Brown would be happy with stopping the freeway’s expansion; scrapping the entire thing is a distant dream. It would be a lot harder to remove a section of I-5 — the primary freeway along the West Coast — than I-980, which is just a two-mile long shortcut between other freeways. But even that simple trim would be a tough slog if the supposed beneficiaries in West Oakland end up opposing it.
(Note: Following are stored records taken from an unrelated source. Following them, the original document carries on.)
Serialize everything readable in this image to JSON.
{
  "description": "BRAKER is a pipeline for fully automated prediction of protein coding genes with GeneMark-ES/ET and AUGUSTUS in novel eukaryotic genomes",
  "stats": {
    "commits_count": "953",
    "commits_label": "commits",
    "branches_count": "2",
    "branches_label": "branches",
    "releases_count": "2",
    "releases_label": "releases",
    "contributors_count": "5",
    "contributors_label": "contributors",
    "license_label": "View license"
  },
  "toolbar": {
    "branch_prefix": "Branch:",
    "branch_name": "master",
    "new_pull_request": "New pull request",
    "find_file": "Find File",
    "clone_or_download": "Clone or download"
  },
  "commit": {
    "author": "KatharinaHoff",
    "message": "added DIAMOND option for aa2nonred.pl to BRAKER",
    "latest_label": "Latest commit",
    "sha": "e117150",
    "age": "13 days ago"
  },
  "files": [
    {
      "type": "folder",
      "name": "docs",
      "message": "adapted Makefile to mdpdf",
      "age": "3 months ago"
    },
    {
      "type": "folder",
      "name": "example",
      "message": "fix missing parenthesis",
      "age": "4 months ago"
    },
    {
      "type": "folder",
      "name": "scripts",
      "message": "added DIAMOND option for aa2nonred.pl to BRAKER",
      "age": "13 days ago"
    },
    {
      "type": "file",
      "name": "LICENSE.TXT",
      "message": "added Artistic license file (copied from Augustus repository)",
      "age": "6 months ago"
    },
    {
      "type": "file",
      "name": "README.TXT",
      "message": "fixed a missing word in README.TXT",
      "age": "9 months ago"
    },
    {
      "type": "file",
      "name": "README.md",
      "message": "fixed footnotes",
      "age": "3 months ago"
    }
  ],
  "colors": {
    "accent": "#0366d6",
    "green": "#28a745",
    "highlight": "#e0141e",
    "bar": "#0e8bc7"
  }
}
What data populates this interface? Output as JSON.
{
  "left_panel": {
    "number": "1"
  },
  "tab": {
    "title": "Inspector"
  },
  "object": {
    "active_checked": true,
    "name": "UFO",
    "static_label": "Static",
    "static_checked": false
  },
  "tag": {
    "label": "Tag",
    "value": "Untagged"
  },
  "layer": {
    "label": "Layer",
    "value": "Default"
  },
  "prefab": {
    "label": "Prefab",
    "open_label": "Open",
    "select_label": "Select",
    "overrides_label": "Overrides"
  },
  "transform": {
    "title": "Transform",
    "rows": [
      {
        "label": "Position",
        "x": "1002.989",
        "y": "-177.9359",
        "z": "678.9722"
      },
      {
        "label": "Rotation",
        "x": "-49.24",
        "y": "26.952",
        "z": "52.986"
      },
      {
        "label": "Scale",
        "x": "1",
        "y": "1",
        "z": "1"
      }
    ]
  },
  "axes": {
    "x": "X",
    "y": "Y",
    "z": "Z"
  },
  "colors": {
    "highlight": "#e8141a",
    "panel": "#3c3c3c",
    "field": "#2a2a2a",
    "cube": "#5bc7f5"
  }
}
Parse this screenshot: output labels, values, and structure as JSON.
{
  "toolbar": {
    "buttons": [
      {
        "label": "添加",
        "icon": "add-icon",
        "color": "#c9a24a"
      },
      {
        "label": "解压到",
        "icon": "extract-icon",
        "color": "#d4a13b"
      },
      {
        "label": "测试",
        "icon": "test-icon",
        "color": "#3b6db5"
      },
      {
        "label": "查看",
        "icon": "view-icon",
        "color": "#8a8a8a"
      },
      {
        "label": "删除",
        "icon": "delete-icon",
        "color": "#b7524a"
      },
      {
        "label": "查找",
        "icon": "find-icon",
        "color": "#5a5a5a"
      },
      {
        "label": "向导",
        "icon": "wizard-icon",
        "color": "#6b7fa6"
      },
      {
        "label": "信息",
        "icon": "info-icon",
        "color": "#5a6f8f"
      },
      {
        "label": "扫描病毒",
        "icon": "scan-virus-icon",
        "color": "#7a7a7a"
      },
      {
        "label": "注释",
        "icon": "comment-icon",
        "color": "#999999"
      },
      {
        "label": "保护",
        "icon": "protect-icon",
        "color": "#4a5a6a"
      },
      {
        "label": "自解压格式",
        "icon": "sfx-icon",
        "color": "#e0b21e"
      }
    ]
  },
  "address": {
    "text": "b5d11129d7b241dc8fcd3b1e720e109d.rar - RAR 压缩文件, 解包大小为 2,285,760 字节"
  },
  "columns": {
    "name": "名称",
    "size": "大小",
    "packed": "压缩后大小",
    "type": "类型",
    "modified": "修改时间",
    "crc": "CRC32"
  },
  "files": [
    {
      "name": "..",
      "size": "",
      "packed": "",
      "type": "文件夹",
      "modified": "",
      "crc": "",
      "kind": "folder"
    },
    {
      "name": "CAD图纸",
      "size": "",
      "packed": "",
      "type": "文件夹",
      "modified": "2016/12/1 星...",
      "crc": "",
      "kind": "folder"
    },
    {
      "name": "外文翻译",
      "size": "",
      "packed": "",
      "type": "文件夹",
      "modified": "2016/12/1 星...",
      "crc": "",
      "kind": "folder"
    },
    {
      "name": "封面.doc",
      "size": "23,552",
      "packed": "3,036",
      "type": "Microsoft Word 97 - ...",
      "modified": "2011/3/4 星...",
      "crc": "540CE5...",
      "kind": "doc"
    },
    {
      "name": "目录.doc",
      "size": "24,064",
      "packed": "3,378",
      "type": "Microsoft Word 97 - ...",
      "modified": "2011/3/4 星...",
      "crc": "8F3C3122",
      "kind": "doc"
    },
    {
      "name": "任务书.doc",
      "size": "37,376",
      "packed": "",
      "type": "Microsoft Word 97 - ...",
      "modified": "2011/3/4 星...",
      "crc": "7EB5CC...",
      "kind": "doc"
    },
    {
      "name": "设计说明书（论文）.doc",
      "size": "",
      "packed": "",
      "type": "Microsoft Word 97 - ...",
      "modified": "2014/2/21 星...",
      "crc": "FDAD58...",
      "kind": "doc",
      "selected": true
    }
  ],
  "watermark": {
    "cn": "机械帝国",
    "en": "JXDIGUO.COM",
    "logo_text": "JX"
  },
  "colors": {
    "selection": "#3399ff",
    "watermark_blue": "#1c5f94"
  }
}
What, realistically, will happen to I-980? ConnectOakland provided a vision. Mayor Schaaf provided the official sanction for ripping it out. Next, Oakland will need engineers to figure out what different options would cost and facilitators to organize more conversations with residents about the best use of this land. Oakland’s city government won’t do that itself, Nichols said: The staff is stretched thin just trying to pave pothole-ridden streets. But he thinks the organization that plans new transit lines — the Metropolitan Transportation Commission — has the bandwidth to move the project forward.
The I-980 teardown could become part of a regional push to relieve traffic congestion by building a second subway tunnel to San Francisco beneath the bay. The underwater tube trains currently traverse is like a two-lane road — with one lane seemingly always being repaired. The trains are crowded with passengers, and the bridges overhead are even more crowded with cars. The system, according to a government study, is “bursting at the seams,” and almost certainly requires another crossing.
Because Oakland has said it would prefer a new BART line running down the land occupied by I-980, there’s a good chance that the vision for freeway removal will be carried along by the larger effort to build new rails, just as the vision for building it was buoyed by plans to construct a massive downtown shopping center.
The idea of removing freeways excites activists because it promises to reduce emissions and air pollution while making cities more pleasant and functional. It also has the potential to undo some of the damage inflicted by the racist, fossil-fueled policies of the past — exchanging sprawl for bustling cities, trading cars for transit. But those relics may remain unless those who live in their path believe they’ll benefit from their absence.